Progressive Economists Say Bernie Sanders' Economic Plans Don't Add Up
Democratic wonks have delivered harsh assessments of the presidential candidate's policy proposals.
Even liberal economists think Bernie Sanders' economic plans are complete nonsense.
Sanders' plan to replace the nation's health care financing mechanisms with a fully government-run single-payer system have drawn particular scrutiny, with Emory University health economist Kenneth Thorpe finding that, in order to pay for the plan, Sanders would need to impose a 14.3 percent payroll tax and his income-based "premium" (which is really a tax) at 5.7 percent. That's more than double what the Sanders campaign has proposed. It is hardly surprising to find that Sanders has underestimated the tax hikes necessary to pay for his plan. The senator's home state of Vermont killed a long-gestating plan to pursue state-based single payer after confronting the high tax hikes that would be necessary.
Thorpe's estimate also undermines Sanders' claim that under his plan, even with all the new taxes, most families would save money after accounting for the elimination of private health premiums. Thorpe, in contrast, estimates that 71 percent of working homes would actually see an increase in health care spending. Thorpe makes not secret of his generally low opinion of Sanders' plan. He told The Huffington Post that it is "completely implausible."
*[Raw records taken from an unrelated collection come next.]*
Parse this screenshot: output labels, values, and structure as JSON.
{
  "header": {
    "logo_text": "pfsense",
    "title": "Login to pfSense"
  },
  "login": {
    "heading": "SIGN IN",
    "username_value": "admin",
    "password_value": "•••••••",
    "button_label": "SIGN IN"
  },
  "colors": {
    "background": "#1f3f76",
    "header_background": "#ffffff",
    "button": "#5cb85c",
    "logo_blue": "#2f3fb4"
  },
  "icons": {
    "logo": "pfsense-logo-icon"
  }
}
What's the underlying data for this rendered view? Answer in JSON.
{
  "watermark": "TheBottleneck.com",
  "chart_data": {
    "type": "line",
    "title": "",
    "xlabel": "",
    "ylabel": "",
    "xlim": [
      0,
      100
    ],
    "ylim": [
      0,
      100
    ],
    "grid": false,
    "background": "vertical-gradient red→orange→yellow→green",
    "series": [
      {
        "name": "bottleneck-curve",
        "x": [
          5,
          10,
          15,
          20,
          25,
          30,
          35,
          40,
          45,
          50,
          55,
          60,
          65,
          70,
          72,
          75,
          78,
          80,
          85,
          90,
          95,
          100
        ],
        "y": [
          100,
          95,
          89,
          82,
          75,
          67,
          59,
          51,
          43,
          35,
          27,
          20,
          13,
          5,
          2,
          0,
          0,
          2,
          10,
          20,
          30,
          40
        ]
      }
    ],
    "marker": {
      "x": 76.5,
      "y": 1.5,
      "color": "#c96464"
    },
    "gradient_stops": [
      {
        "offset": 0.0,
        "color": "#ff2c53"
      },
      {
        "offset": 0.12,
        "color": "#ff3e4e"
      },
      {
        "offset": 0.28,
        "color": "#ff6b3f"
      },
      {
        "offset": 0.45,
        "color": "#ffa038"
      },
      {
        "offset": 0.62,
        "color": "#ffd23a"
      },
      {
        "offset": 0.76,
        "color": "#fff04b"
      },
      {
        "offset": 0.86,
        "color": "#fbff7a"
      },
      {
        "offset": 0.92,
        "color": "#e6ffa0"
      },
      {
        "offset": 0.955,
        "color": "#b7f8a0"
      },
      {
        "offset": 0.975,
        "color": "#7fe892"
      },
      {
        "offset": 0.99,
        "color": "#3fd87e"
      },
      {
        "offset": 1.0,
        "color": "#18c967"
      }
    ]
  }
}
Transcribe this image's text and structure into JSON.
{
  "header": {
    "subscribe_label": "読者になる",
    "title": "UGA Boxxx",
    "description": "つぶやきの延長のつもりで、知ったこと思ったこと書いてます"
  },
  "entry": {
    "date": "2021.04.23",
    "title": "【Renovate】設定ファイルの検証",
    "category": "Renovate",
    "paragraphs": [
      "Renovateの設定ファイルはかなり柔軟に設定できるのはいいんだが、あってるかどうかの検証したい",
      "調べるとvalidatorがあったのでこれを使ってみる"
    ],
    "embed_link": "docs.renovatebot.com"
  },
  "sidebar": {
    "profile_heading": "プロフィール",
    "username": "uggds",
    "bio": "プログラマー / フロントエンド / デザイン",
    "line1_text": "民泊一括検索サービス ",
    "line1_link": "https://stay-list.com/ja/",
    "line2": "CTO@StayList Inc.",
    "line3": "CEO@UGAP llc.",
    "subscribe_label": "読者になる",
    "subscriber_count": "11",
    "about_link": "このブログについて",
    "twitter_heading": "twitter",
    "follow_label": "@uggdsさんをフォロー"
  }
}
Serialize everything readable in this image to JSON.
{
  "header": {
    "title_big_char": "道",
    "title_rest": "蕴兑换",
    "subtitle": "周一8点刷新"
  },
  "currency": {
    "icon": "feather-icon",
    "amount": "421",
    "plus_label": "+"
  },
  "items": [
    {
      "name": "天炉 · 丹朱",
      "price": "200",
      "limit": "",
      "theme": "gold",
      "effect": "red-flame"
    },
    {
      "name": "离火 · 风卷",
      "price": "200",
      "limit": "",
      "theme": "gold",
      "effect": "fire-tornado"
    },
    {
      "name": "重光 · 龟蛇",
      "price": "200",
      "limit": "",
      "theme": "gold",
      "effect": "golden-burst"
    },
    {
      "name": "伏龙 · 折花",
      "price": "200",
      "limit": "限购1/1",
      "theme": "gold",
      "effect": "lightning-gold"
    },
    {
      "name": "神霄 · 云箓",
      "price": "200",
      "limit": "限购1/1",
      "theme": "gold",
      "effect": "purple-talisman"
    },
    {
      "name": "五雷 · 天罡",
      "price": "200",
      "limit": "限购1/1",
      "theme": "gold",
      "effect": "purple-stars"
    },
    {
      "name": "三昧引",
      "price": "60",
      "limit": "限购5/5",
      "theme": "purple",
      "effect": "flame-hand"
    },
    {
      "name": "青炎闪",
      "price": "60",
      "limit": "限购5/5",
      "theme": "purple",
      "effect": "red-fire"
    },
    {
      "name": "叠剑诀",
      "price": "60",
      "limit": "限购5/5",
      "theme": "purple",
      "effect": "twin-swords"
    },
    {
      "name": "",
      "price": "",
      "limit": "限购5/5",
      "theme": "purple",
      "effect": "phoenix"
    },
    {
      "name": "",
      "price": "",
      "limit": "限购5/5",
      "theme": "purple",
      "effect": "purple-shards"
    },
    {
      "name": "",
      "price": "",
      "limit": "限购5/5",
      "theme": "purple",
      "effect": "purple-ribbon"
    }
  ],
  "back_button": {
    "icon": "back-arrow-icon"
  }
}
The basic problem with the Sanders health care plan is that he assumes that U.S. health care spending as a percentage of the economy, which at about 17 percent is by far the highest in the developed world, can be easily cut down to a size more comparable to many other countries, creating massive savings. But his plan provides no clear way to do that, except for the imposition of single-payer itself, and in fact would seem to be even more generous in its coverage than America's current single-payer program, Medicare. He nods toward bringing down the cost of prescription drugs, but doesn't note that pharmaceuticals only account for about 10 percent of health spending; even if drug spending was eliminated entirely, the U.S. would still be spending more than the rest of the world.
Thorpe is not the only liberal economist to question Sanders' attachment to economic reality. Former Obama administration economic adviser Austan Goolsbee recently said that "the numbers don't remotely add up."
And in an open letter to Bernie Sanders this week, four former Democratic economic advisers, three of whom worked for President Obama, produced a harsh assessment of a paper authored by University of Amherst economist Gerard Friedman, and touted by the Sanders campaign, finding that Sanders' economic plans would produce GDP growth in excess of 5 percent annually—even more than the already empty 4 percent growth target proposed by Republican presidential candidate Jeb Bush.
"We are concerned to see the Sanders campaign citing extreme claims by Gerald Friedman about the effect of Senator Sanders's economic plan—claims that cannot be supported by the economic evidence," the letter says, adding later that, "As much as we wish it were so, no credible economic research supports economic impacts of these magnitudes." In other words, they're total hokum.
Paul Krugman has piled on too. In a column citing the economists' letter, he argues that "these claims for the Sanders program aren't just implausible, they're embarrassing."
There are various political agendas in play here, of course. This is one of many skirmishes in the left's ongoing battle between its establishment and activist wings. These economists are all liberals of some stripe, but they are also establishment operators, and they are weighing in against an insurgent candidate.
But there is also a clear worry that Sanders could end up discrediting the liberal economic agenda. Krugman, for example, writes that he is broadly supportive of higher taxes and an expanded social safety net, he believes that these rosy claims undermine the case for progressive programs:
Good ideas don't have to be sold with fairy dust.
Mr. Sanders is calling for a large expansion of the U.S. social safety net, which is something I would like to see, too. But the problem with such a move is that it would probably create many losers as well as winners — a substantial number of Americans, mainly in the upper middle class, who would end up paying more in additional taxes than they would gain in enhanced benefits.
By endorsing outlandish economic claims, the Sanders campaign is basically signaling that it doesn't believe its program can be sold on the merits, that it has to invoke a growth miracle to minimize the downsides of its vision. It is, in effect, confirming its critics' worst suspicions.
Well, yes. And the reactions from Krugman and his peers confirm that critics are right to be suspicious that the end-state for progressive economic policy—the Bernie Sanders-endorsed democratic socialist extreme favored by activists on the ground—is a radical expansion of government built on economic claims that simply aren't believable.